● Goal of the exercise
Where does the string "from" occur in the records below? Copy every line that holds it.
:: Input ::
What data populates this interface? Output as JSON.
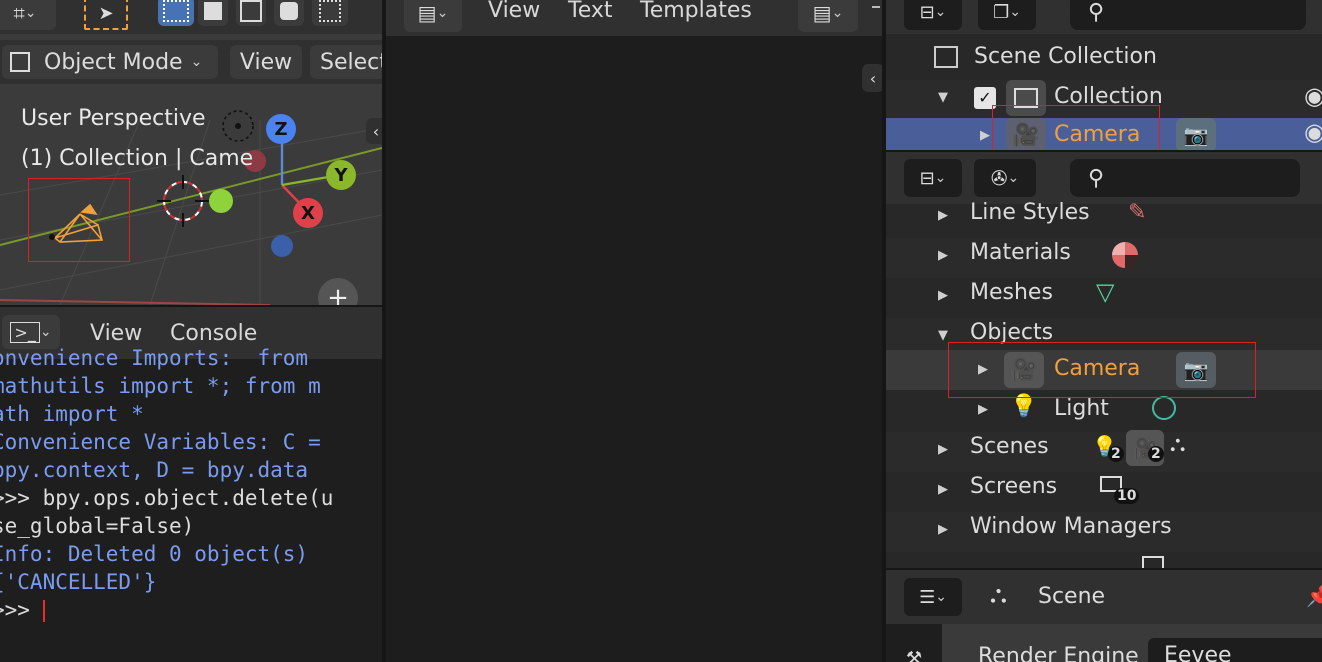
{
  "viewport": {
    "mode_label": "Object Mode",
    "menu_view": "View",
    "menu_select": "Select",
    "overlay_line1": "User Perspective",
    "overlay_line2": "(1) Collection | Came",
    "axis_z": "Z",
    "axis_y": "Y",
    "axis_x": "X"
  },
  "text_editor": {
    "menu_view": "View",
    "menu_text": "Text",
    "menu_templates": "Templates"
  },
  "console": {
    "menu_view": "View",
    "menu_console": "Console",
    "lines": [
      "onvenience Imports:  from",
      "mathutils import *; from m",
      "ath import *",
      "Convenience Variables: C =",
      "bpy.context, D = bpy.data",
      "",
      ">>> bpy.ops.object.delete(u",
      "se_global=False)",
      "Info: Deleted 0 object(s)",
      "{'CANCELLED'}",
      "",
      ">>> "
    ]
  },
  "outliner_top": {
    "scene_collection": "Scene Collection",
    "collection": "Collection",
    "camera": "Camera"
  },
  "outliner_blend": {
    "rows": {
      "line_styles": "Line Styles",
      "materials": "Materials",
      "meshes": "Meshes",
      "objects": "Objects",
      "camera": "Camera",
      "light": "Light",
      "scenes": "Scenes",
      "screens": "Screens",
      "window_managers": "Window Managers"
    },
    "scenes_badge_light": "2",
    "scenes_badge_camera": "2",
    "screens_badge": "10"
  },
  "properties": {
    "tab_label": "Scene",
    "render_engine_label": "Render Engine",
    "render_engine_value": "Eevee"
  },
  "colors": {
    "selection": "#5a7bd0",
    "orange": "#f1a03c",
    "camera_data": "#49b8a0",
    "red_highlight": "#e02020"
  }
}
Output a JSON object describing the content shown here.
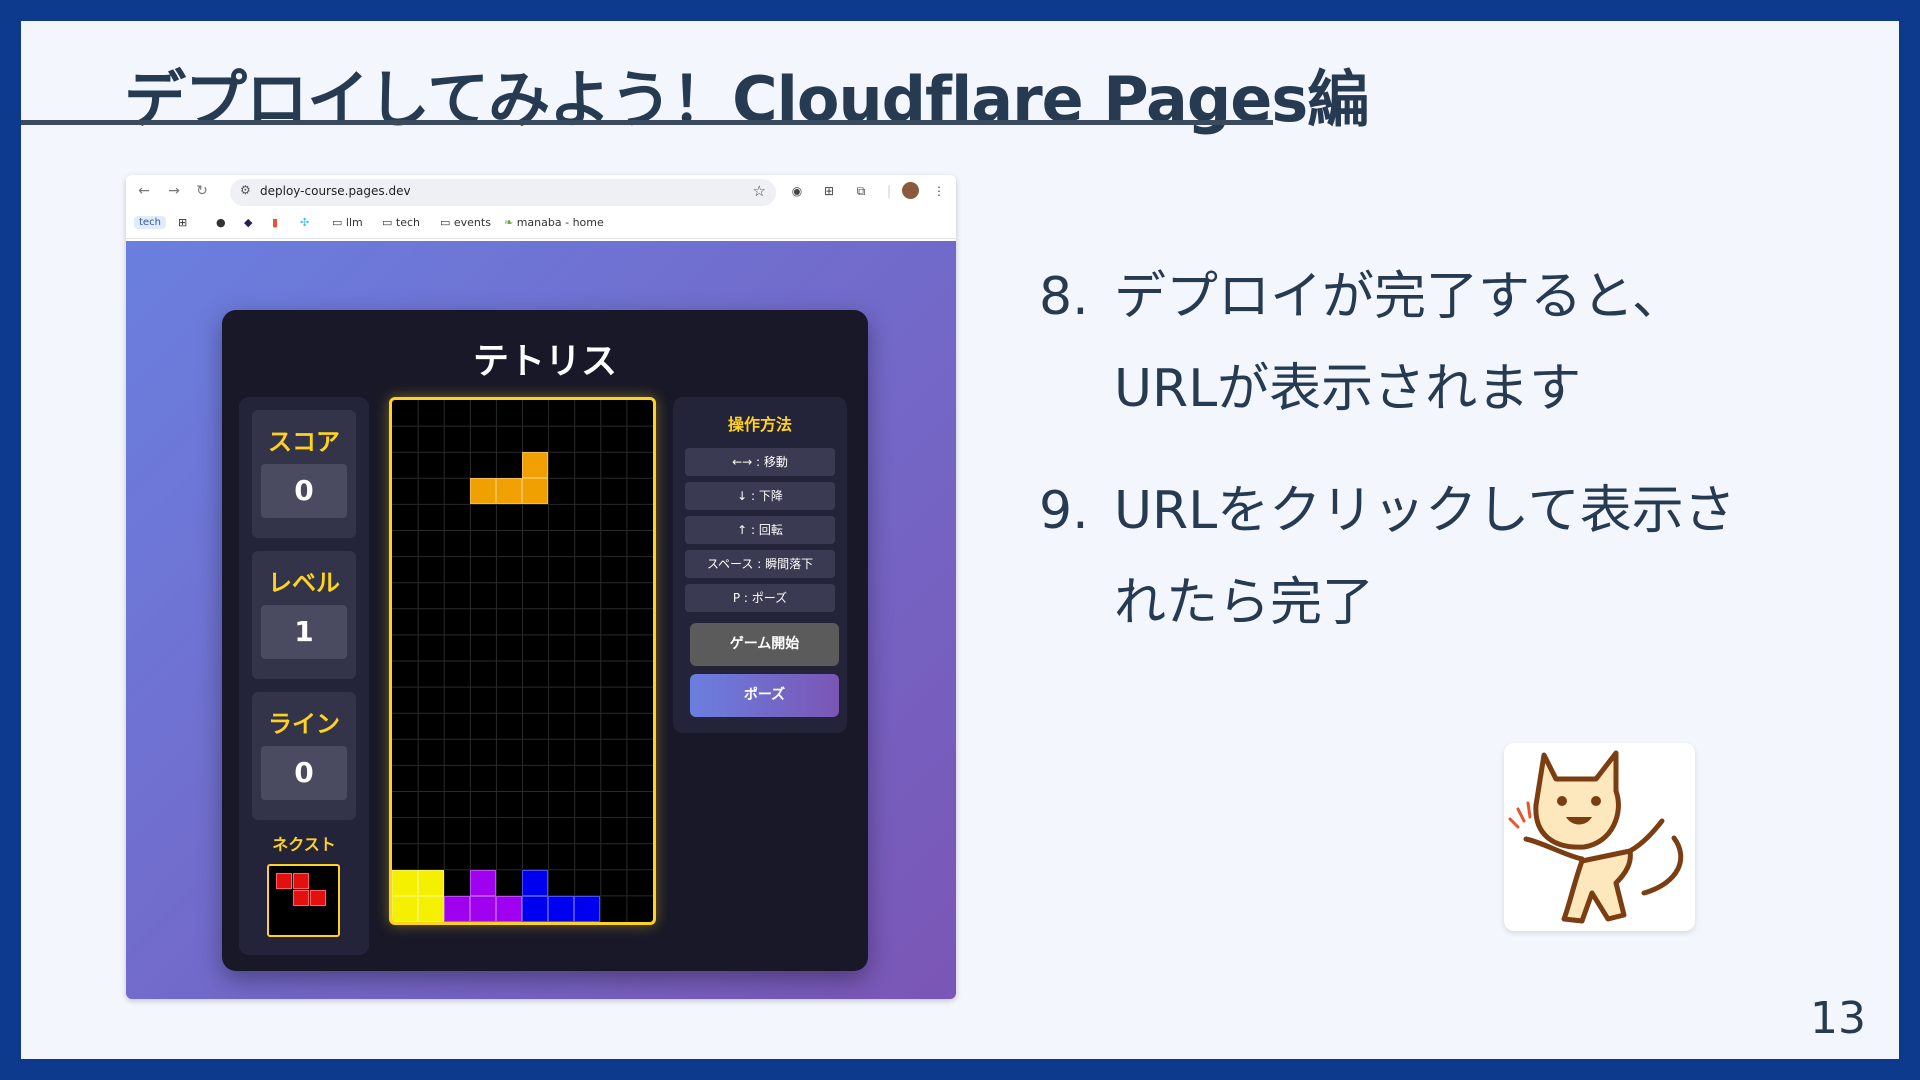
{
  "slide": {
    "title": "デプロイしてみよう！Cloudflare Pages編",
    "page_number": "13",
    "steps": [
      {
        "num": "8.",
        "lines": [
          "デプロイが完了すると、",
          "URLが表示されます"
        ]
      },
      {
        "num": "9.",
        "lines": [
          "URLをクリックして表示さ",
          "れたら完了"
        ]
      }
    ]
  },
  "browser": {
    "url": "deploy-course.pages.dev",
    "bookmarks": [
      "tech",
      "llm",
      "tech",
      "events",
      "manaba - home"
    ]
  },
  "game": {
    "title": "テトリス",
    "stats": [
      {
        "label": "スコア",
        "value": "0"
      },
      {
        "label": "レベル",
        "value": "1"
      },
      {
        "label": "ライン",
        "value": "0"
      }
    ],
    "next_label": "ネクスト",
    "controls_title": "操作方法",
    "controls": [
      "←→ : 移動",
      "↓ : 下降",
      "↑ : 回転",
      "スペース : 瞬間落下",
      "P : ポーズ"
    ],
    "start_button": "ゲーム開始",
    "pause_button": "ポーズ",
    "colors": {
      "accent": "#ffd21e",
      "background": "#181828"
    }
  }
}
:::
● Finished task
      "onvenience Imports:  from",
      "mathutils import *; from m",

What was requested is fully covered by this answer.